Sunday, April 12, 2009

There are some things in the UK I just don't understand

One of the things in London that me made take notice is the reminder to pedestrians to look left (or right) before they cross the street. True it is useful and permanent signage to tell visitors that traffic comes at you in the opposite direction. Look right to avoid being hit by a car. Purposeful but odd to a Canadian girl.

Something else that is a little odd to me is Professional Fundraisings most popular fundraiser poll. I noticed this poll briefly in the April online issue but didn't pay much attention because frankly it didn't have anything to do with helping me become a better fundraiser. Then I read Mark Phillips blog and I started thinking...

In the UK there are super fundraising stars called "gurus". We like it when they come to our conferences. We all know who they are and we attend their sessions even if they are the same as the ones we saw last year. We are entertained if not exactly educated.

This guru mentality is most likely being fueled by things like this poll for most "influential fundraiser". Do fundraisers in the UK strive to be included in this list every year? Is that a purposeful thing or does it tempt fundraisers to strive to be popular with other fundraisers at the risk of not doing their job?
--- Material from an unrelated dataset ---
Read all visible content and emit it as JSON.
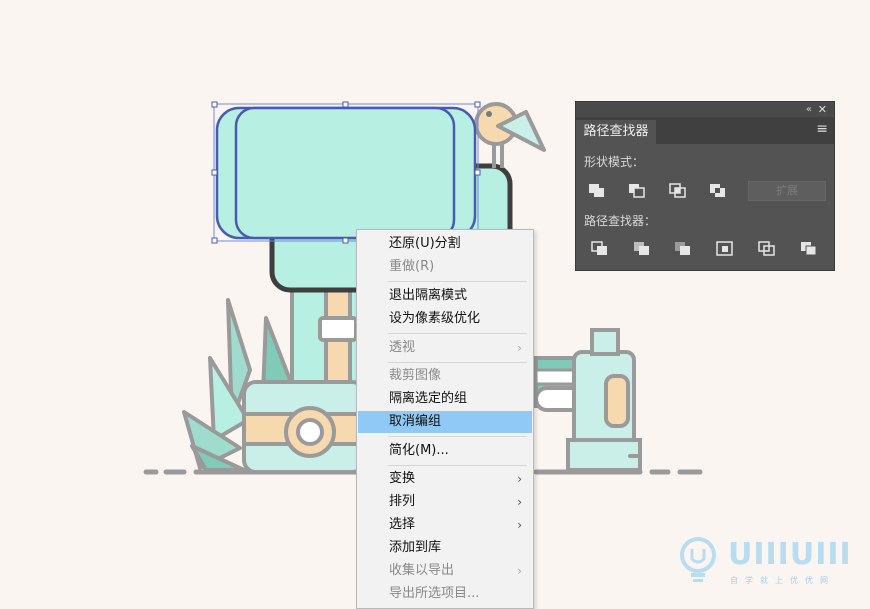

A little bit like high school isn't it?

Is it important to be considered a guru by your peers? Do gurus do more to make the world a better place than all those other unknown fundraisers?

Like the signage embedded in the pavement this is another thing that seems odd to this Canadian Girl - only it is completely without purpose.

How does this kind of thinking help advance the the charitable sector? I'm not sure it does.

Thank you for spending time here.


  1. I think the only important thing is that I do my job and help to make it possible for my organization to save lives.

    Guru, well known, unknown - who cares?

    I suppose one could argue that they have made the world a better place by educating others and helping them to do a better job. But that assumes that people have done a better job because of them. You'd have to do a fairly extensive survey to find the answer to that - and even then it would probably be subjective.

    Celebrity and popularity doesn't necessarily equate to skill or expertise - but there are a lot of great people out there who don't have those qualities and therefore never have an opportunity to share their expertise. Does that make their contributions more or less valuable?

    I don't think they are doing a better job at making the world a better place nor do I think they are doing a worse job. Many people work to make the world a better place; the front line charitable sector workers, the backbencher politician, the garbage man who volunteers, or anyone else on this earth who does their bit to make the world a better place.

    Most of us do our part to make the world a better place - we just do it differently and some people have an audience. Not really sure that I (or any of us) is qualified to say who is doing more or less in their efforts to make the world a better place.

    I'm just glad that lots of people want to.

  2. Thanks for you comment Laurie. Very Canadian of you. Do you think Canada should have a "Most Influential" fundraiser poll too?

  3. I think there isnt much wrong with the award, I do think the nomination process is strange though. I expected to see a list I would then vote for a person. I also am not sure about the title most influential. Is that the person that makes the most noise? They may not be very good!!!

  4. Yes, awards are great. They are good for resume's, organizations and setting a standard for others to aspire too. I agree with you though - what is the criteria and what is it they are influencing?

    Thank you for your comment Conor. Interesting discussion.

  5. Maybe it isn't such a bad idea.

    I do like that they haven't produced a shortlist and people can write in any name they want.

    It's possible there will be some delightful surprises on that list. Perhaps some people who aren't well known will have an opportunity to share great things that we might never have heard about?

    I'm more interested to see what that list will look like (i.e. already well know people vs. lesser known people) than I am to see the same old names that we already know.